▶ Task to carry out
Whenever a line contains "Fail", include it in the count; reply with the number of such lines in the data and nothing else.

BEGIN Task input

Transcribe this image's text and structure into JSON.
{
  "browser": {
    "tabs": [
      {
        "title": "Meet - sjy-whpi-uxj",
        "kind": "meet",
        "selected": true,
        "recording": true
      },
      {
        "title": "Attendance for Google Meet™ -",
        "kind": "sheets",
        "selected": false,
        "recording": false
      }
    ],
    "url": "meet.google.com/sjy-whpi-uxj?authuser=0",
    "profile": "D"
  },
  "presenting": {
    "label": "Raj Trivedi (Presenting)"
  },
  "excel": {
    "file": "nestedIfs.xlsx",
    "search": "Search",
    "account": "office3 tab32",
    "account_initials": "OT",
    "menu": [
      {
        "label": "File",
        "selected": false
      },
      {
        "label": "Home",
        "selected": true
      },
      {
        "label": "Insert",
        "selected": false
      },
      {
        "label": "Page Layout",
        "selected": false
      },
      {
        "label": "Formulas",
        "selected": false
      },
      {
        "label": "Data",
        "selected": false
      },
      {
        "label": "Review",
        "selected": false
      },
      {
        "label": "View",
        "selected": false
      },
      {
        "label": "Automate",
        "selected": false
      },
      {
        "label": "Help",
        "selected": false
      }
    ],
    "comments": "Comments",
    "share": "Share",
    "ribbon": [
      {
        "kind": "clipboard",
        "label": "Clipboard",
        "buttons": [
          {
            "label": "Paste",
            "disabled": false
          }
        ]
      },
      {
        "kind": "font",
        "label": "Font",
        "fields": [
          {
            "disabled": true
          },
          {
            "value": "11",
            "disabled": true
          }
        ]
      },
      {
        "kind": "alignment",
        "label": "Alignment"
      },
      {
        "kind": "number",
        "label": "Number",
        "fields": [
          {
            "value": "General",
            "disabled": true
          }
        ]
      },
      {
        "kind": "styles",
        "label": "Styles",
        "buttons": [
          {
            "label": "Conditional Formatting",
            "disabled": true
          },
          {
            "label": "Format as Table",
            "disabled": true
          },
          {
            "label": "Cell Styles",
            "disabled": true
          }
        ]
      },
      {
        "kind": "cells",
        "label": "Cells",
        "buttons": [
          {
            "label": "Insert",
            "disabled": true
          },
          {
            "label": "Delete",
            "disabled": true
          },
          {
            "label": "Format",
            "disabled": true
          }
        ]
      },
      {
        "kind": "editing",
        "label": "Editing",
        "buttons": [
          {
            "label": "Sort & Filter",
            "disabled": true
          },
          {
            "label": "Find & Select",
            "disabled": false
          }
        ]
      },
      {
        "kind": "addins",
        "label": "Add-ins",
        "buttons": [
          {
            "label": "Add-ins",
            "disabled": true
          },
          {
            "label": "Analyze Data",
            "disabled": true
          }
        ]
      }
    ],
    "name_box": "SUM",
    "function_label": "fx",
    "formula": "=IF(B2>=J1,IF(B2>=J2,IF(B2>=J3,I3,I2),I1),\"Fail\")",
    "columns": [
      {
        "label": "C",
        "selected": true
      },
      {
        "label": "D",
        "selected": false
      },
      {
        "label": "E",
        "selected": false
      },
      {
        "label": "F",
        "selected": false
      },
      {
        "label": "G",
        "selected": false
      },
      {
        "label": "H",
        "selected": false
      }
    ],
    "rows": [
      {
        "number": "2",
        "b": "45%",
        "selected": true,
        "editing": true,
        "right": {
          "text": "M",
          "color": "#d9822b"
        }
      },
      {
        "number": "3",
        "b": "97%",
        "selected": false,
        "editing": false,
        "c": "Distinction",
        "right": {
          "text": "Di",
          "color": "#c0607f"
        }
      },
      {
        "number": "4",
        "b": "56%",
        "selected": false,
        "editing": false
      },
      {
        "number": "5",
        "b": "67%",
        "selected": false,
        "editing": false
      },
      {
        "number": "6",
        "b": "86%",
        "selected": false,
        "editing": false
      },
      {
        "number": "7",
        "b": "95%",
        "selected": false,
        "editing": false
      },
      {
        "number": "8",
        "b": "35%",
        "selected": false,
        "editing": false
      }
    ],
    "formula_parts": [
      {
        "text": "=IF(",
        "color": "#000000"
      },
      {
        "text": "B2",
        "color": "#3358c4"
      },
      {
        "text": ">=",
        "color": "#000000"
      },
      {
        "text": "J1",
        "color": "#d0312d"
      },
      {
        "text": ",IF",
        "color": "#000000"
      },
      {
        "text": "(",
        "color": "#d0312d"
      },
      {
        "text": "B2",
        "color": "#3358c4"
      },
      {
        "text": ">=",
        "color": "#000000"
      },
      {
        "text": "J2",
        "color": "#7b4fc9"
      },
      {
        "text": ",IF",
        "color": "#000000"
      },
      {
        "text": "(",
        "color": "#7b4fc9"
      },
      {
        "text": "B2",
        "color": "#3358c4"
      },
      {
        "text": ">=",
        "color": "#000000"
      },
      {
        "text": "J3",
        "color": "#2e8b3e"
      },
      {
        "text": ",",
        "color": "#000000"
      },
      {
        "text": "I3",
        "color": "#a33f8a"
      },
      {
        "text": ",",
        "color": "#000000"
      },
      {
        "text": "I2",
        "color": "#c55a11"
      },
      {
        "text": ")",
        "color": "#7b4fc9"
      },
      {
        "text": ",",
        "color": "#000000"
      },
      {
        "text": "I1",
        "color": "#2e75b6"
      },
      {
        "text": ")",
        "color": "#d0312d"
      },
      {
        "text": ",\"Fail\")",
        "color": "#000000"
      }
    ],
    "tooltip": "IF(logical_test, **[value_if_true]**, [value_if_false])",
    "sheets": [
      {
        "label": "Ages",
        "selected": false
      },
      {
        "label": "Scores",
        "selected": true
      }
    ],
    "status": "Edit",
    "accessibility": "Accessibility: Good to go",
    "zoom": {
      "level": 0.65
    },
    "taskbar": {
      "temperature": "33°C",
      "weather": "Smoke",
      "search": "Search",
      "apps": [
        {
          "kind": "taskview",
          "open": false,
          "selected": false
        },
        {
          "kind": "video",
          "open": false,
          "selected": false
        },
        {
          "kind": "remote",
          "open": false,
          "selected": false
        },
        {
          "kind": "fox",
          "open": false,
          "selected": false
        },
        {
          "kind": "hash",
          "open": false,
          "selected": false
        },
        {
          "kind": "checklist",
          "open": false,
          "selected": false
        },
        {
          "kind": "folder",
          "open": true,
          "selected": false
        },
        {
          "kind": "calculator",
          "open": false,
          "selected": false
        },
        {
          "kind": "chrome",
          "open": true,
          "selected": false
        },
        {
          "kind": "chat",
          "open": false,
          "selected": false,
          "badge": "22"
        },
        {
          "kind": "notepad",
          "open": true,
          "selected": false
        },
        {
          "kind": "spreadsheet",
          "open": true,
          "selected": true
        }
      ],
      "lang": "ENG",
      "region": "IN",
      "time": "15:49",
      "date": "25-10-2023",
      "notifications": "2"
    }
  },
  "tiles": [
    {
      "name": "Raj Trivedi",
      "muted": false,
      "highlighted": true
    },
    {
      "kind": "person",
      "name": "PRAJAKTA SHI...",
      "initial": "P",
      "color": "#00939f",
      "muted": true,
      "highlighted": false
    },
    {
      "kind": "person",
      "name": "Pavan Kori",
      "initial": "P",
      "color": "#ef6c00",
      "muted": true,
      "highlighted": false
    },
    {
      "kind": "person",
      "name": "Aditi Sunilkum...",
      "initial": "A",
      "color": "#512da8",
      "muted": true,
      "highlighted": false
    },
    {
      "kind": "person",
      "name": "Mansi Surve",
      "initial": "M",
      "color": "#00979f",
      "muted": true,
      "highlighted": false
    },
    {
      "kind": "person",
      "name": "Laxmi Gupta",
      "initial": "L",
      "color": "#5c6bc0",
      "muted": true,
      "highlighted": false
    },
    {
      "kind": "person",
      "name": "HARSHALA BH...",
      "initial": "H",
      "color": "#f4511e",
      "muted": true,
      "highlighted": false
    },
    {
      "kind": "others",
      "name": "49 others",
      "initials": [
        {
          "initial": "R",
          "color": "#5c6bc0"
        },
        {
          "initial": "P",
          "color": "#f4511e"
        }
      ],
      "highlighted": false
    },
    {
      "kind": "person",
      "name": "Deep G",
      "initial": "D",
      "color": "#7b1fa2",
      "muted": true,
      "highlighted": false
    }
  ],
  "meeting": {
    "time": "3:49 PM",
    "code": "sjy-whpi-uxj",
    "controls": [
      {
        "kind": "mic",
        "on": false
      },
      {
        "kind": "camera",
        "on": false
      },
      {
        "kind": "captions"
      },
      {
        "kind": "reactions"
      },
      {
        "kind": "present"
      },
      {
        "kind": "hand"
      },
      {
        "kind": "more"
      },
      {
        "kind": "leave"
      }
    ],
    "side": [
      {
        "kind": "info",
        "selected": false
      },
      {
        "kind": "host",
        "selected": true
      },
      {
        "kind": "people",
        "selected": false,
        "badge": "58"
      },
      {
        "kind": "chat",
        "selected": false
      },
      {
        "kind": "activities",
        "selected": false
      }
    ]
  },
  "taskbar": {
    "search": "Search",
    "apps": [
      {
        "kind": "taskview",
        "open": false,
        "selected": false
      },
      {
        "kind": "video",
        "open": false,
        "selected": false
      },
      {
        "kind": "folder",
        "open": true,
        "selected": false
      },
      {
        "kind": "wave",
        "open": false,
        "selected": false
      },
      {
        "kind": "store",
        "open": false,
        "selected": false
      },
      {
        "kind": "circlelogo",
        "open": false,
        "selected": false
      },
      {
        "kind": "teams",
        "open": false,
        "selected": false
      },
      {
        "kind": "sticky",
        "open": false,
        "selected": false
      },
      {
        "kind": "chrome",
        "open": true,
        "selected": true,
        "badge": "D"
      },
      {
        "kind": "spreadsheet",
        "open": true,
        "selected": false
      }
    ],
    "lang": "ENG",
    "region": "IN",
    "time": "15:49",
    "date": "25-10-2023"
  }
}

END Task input

▶ Answer for the task
2